I kind of stopped posting simply because I ran out of time. Just as I predicted, keeping up with the one book per week thing is proving increasingly challenging, but I haven't failed yet. My biggest issue is that I want to read in Russian, and that slows me down considerably. Starting Любовь Фрау Клейст is strategically more or less retarded, but I do need to read some more Russian now.
I was speaking to a friend the other day, and he mentioned going completely off a language after having spent some time in the country speaking it. I wonder if that's what happened to me with Russian. Before going to Russia, I read all the time. I've hardly read anything since coming back. That's about to change now though! And I could perhaps just skim through a small Russian book and perhaps make it in a week, but now I'm reading because I want to increase my vocabulary. The translation class at university does not offer me any new vocabulary, and I want to push further ahead into the region of "wtf you know that word!?"-vocabulary.

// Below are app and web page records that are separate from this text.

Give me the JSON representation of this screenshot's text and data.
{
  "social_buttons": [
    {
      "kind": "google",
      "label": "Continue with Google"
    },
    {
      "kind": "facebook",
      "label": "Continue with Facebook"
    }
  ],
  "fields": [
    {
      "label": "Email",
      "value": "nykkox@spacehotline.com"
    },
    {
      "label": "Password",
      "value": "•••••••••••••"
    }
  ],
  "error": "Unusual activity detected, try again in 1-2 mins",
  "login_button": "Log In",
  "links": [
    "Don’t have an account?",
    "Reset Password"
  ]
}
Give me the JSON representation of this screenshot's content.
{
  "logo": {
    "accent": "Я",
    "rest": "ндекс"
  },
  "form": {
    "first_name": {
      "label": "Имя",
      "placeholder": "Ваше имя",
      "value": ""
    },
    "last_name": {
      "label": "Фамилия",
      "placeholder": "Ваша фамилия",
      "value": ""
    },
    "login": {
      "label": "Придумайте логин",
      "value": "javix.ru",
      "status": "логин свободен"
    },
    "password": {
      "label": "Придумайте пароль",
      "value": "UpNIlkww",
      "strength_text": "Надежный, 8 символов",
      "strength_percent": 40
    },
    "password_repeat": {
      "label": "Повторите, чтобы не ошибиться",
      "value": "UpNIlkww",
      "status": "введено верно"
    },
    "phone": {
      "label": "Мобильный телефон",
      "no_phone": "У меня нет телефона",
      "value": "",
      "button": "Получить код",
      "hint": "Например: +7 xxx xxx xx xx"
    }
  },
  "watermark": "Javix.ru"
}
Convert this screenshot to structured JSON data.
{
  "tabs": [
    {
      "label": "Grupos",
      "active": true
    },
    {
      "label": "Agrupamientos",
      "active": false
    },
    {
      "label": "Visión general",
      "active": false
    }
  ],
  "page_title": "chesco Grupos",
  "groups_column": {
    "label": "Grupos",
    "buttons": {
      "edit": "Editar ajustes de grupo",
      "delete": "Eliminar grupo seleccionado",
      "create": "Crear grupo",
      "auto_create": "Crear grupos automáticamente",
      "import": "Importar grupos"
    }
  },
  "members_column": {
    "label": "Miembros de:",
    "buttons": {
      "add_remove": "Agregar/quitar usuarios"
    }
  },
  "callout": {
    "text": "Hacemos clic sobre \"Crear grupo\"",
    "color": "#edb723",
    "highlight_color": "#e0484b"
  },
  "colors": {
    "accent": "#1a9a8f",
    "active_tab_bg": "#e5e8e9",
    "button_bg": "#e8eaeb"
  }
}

And as for Russian, I was also at a mini Russian movie night the other day with three friends. We drank the Hungarian national alcohol Unicum (and I was not the one who brought it!!), ate Norwegian carrot cake and watched the brilliant and absolutely absurd movie Город Зеро.
If you see it somewhere, buy it.
I kind of feel like I'm filling up my quota of things Russian. I just have to increase my expertise in some other areas as well, notably in linguistics... Ьy linguistics vocabulary is sorely lacking, and I think it would be a wise investment on my behalf to perhaps dedicate this summer to linguistics self-study. Getting a Master's degree in Russian language isn't the most lucrative thing to do, and our student advisor (a very helpful Russian lady) always mentions how the alternative of our program (career wise) is really a better idea: Russian area studies. There are actually some jobs attached to that one, and you can't do a thing just knowing Russian - there are plenty of Russians in Norway who do that. Getting a Master's in Russian language is, in my opinion, rather pointless unless you do it brilliantly. My dream is to continue working at university, to get a Ph.D. and then just go from there. So I was very pleased when our student advisor told me this was what I was supposed to do based on my grades, without me mentioning my plans to her.
If you plan on going deep into language, you have to know your linguistics. And I'm quite curious to see how this may accelerate my language learning. I already see how being very familiar with some changes in Indo-European languages can be greatly helpful in acquiring vocabulary. The same words really are everywhere, they are just hard to spot unless you can track their development. Naturally, this particular bit doesn't help me at all with Hungarian :-) And I am actually back on track with that one, speaking it twice a week and everything with my new language partner from Hungary. If things go according to plan this weekend, I will even be opening up Üvöltő szelek. For the third time, in a third language.
But as usual I have lots of plans, lots of great ideas. I also have lots of work. Not only did I have to take an extra class outside of my full-time studies this term, but I also got a job as a translator. The job wasn't supposed to take all that long, but I think they greatly underestimated how much text there actually is. Yesterday, I got registered as an interpreter for an interpreting business in Oslo as well. So it does actually look like I'm finally getting a bit of experience to make up for my lacking formal translation/interpreting qualifications.
Well, I have an essay on linguistic agreement to write since we go to Kiel in Germany on Monday. But before I leave, I wanted to share two links for the truly nerdy.
http://www.ruscorpora.ru/ - The National Corpus of the Russian Language - perfect when you're searching for occurrences of words, grammatical features, exceptions, anything.
Vasmer's etymological dictionary of the Russian language - find out where all the words come from! Our Slavic language history teacher teacher told us this was a book (actually, four books) any serious student of Russian should have. But hey, it's online!